AAA game publishing moves in a great cycle. Like a well known story, it’s beginning is always the same. Someone comes across a potentially profitable model and a single publisher shifts its focus, like a leviathan turning to a school of fish to devour them. Then, slowly at first but gaining speed, the entire industry will focus all of its resources to the pursuit of this new way of doing business. Like a swarm of locusts it will descend upon this new promised land of milk and honey, of dividends and positive quarterly growth. Yet, each and every time, they will strip the land clean and when there is nothing left to consume they will pass over the horizon leaving only desolation in their wake.
I know that’s probably a little more melodrama than is neccessary. Nonetheless, it’s an apt description. Corporations are always chasing the next golden goose and will often follow those who are doing well of they aren’t as successful with their own ideas. How it plays out varies by industry, but in games it usually takes the form of trend chasing and market saturation until the bubble bursts. We find ourselves in the midst of another bubble, and it’s one that I think will begin its decline this year, if not an outright collapse. I am, of course, speaking of “live services”
The live services model has been marketed as one of the greatest developments in gaming history. Games that evolve as new content is added regularly allowing players to experience near limitless gameplay. Developers can add to and adjust games as needed to ensure a well crafted player experience while keeping the games fresh and engaging. On paper these seems like a great use of the possibilities offered by online connectivity. Unfortunately, like so many things, the positives of this model have been corrupted and twisted into an abomination of greed and mismanagement.
Nearly every major publisher has some sort of live service style game. From Rockstar’s unbelievably successful GTA Online to the unbelievably dreadful Fallout 76 major tentpole properties are being set up with online gameplay meant to draw in players. Competitive games have seen the addition of seasonal content and progressive reward systems, such as Fortnite’s Battle Pass, as encouragement for players to stay engaged with the game.
The problem is that this isn’t sustainable at it’s current scale for a variety of reasons. It is a bubble, no different from those seen in housing markets or tech companies, and at it’s current rate it will burst within the next year or two. The two biggest problems are the availability of player time, which I will talk about now, and the cost of creating and maintaining these games which I will cover next time.
A Matter of Time
There are 24 hours in a day. Yes, we all know that, but it needs to be stated as it is the key issue from a player standpoint as games become more open ended. Players have a limited amount of time to put into games, no matter how much they may love them, and every minute they put into one game is one that they cannot put into another. Despite more people playing games now than any other time in history, the number of available players is a finite resource and is being stretched thinner as more and more games are released. With that, the number of players who will be making monetary investments through microtransactions or whatever the game uses to continue making money will be spread thinner as well. For the sake of brevity, assume that anytime I mention “player base” or something like that here I mean both player time and player money.
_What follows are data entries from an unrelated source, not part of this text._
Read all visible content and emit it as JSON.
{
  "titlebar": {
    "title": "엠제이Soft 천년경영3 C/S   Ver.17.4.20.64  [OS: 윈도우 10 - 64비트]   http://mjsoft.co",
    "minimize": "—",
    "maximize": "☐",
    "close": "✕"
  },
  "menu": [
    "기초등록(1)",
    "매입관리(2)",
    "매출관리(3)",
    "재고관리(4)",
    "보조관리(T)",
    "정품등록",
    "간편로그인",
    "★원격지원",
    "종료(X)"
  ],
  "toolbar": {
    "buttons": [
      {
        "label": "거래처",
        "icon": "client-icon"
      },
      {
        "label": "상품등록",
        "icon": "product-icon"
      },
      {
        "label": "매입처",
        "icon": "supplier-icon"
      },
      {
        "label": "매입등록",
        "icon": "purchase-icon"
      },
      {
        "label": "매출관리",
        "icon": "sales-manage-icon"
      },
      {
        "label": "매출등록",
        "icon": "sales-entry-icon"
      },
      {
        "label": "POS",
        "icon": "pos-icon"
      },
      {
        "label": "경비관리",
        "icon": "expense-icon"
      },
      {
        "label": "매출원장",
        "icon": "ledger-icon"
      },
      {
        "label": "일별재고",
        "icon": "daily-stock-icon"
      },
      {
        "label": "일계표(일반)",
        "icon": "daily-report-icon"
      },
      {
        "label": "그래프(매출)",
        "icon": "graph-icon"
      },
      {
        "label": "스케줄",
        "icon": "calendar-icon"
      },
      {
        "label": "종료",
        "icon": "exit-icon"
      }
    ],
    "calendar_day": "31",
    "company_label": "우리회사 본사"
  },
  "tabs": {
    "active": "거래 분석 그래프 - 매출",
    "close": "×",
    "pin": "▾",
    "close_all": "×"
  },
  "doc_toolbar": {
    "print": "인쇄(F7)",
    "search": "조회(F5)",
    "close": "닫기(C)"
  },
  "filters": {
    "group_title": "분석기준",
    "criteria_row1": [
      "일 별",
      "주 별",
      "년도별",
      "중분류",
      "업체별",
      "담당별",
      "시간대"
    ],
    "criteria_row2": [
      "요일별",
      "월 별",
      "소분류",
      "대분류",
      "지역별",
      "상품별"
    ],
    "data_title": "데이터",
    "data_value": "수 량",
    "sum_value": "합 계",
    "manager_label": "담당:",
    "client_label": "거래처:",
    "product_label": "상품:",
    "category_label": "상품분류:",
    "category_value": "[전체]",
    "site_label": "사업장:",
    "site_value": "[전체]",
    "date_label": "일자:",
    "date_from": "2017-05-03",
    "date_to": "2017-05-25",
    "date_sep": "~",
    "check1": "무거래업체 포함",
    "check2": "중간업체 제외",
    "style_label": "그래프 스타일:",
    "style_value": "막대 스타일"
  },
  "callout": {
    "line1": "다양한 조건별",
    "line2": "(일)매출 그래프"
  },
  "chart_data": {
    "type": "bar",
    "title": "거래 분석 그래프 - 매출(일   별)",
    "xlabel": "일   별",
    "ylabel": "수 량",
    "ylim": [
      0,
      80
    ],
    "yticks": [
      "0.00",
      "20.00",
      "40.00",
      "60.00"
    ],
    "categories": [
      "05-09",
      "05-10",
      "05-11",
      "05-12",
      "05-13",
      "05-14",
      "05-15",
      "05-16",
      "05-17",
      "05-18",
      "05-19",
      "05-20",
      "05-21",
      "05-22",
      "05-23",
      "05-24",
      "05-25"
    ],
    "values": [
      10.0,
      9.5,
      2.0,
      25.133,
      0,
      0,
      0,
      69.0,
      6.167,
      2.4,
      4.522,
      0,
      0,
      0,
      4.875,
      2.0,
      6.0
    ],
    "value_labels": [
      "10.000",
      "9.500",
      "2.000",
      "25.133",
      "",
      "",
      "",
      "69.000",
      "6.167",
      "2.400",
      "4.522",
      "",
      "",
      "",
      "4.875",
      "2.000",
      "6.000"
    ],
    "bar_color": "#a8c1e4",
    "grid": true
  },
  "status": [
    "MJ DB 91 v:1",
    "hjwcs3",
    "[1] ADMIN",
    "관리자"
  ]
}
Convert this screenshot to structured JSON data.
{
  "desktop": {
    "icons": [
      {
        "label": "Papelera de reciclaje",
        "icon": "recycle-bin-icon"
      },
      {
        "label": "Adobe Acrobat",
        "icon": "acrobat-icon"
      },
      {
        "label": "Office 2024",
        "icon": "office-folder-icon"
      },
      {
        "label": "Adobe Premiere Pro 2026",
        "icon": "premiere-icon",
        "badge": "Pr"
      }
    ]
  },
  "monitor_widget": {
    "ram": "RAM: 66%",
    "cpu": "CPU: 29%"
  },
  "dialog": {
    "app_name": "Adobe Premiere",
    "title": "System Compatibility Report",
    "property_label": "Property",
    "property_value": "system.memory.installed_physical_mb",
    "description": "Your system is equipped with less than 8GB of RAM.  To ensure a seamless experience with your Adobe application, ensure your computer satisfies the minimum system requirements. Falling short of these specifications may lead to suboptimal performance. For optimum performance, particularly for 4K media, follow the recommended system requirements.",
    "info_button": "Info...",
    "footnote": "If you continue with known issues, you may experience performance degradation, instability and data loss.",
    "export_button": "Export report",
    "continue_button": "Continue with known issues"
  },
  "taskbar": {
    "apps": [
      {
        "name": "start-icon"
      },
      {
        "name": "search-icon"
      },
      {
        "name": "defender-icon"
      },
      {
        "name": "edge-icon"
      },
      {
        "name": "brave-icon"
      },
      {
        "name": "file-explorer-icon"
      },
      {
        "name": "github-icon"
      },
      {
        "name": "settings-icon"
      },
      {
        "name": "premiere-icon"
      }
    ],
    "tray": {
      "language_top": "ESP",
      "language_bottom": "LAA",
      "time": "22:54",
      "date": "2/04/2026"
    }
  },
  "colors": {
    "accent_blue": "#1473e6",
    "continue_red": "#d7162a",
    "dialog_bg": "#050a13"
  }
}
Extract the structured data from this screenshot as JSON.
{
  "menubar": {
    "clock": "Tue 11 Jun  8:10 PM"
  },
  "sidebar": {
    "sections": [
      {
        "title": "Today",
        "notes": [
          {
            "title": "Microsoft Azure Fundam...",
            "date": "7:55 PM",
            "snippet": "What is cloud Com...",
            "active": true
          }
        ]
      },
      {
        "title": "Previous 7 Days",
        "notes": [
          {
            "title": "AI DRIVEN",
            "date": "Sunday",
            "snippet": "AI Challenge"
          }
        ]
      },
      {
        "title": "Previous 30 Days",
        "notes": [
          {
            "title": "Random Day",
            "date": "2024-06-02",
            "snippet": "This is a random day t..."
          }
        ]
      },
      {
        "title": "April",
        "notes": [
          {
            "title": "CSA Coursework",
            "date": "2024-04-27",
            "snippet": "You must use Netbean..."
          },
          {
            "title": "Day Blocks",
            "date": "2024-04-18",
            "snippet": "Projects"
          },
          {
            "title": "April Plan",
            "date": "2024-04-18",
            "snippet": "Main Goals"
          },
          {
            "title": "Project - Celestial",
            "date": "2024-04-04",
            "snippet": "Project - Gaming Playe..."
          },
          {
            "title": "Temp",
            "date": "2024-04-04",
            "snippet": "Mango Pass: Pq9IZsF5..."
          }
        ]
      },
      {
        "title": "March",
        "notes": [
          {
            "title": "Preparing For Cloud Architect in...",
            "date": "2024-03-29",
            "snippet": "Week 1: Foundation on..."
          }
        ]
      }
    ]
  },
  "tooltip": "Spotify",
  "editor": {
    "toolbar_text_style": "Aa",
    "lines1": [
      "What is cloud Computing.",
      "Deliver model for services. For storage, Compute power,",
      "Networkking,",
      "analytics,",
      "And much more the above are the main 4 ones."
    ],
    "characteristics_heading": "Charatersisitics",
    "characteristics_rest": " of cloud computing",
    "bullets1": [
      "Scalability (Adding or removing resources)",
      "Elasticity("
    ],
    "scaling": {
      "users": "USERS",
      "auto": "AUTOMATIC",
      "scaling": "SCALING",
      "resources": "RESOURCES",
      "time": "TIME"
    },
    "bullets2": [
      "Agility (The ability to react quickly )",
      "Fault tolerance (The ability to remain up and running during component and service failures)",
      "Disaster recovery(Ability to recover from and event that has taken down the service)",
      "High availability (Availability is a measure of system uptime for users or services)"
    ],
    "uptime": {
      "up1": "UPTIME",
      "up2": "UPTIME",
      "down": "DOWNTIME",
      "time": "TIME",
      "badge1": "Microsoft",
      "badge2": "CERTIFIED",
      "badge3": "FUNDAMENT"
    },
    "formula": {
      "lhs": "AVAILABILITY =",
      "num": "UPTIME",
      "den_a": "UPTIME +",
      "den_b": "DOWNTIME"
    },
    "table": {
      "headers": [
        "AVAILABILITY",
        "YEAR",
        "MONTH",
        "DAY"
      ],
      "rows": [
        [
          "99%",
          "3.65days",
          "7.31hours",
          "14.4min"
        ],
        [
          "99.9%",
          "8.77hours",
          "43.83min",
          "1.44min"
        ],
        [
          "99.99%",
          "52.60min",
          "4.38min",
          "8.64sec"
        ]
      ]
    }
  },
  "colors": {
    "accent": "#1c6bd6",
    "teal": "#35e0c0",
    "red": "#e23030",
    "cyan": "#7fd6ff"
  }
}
Each new release is going to pull players from one game to another because the games are being released without an equal number of games closing down. Rockstar has released Red Dead Online but GTA Online is still active. While it may attract new players who weren’t invested in the other, there is a lot of overlap in that venn diagram. I have no doubts that the overall profit for the company will go up, there is a certain level of diminishing return that factors in each time one of these games comes out.
This leaves a company with two choices. Maintain existing games after new ones are live and continue with less of a player base while increasing the costs of running both, or shut down older games and hope that the fans of one title move to their other title and not to the competitions. Obviously, a lot of that requires a cost benefit analysis and will be different for each situation. However, the fact remains that the market is becoming more saturated by the day and eventually it’s going to become very difficult to gather up enough players to justify a games expense and continued existence.
There is also a growing number of gamers who are becoming burned out on the constant grind of these always live games. The constant drip feed of new content is nice but eventually the loop becomes stale. New mechanics and modes help for a time but you can only alter a game so much before you risk it becoming so different that players leave. Call of Duty adding a match three mode, Candy Crush style, would definitely be a change and bring variety to the franchise but I dont think the core audience would embrace it with enthusiasm. People eventually need to be able to feel that they have completed something, even if only for a short time, without the pressure of feeling they will fall behind or the game will begin to feel like a chore. Players who do leave games that have a constant expansion built in may choose not to return because they feel that they “are too far behind to catch up”.
As these live service games continue to be pushed to the forefront of each publisher’s line up, and as they get more expansive and expensive, the risk of failure grows and the lifespan of any given game shortens. Next time I will go into more detail of why this is such a financial crisis for publishers and why this bubble bursting may be one of the worst the gaming industry has ever seen.
Until then, keep an eye on the clock and use your time well.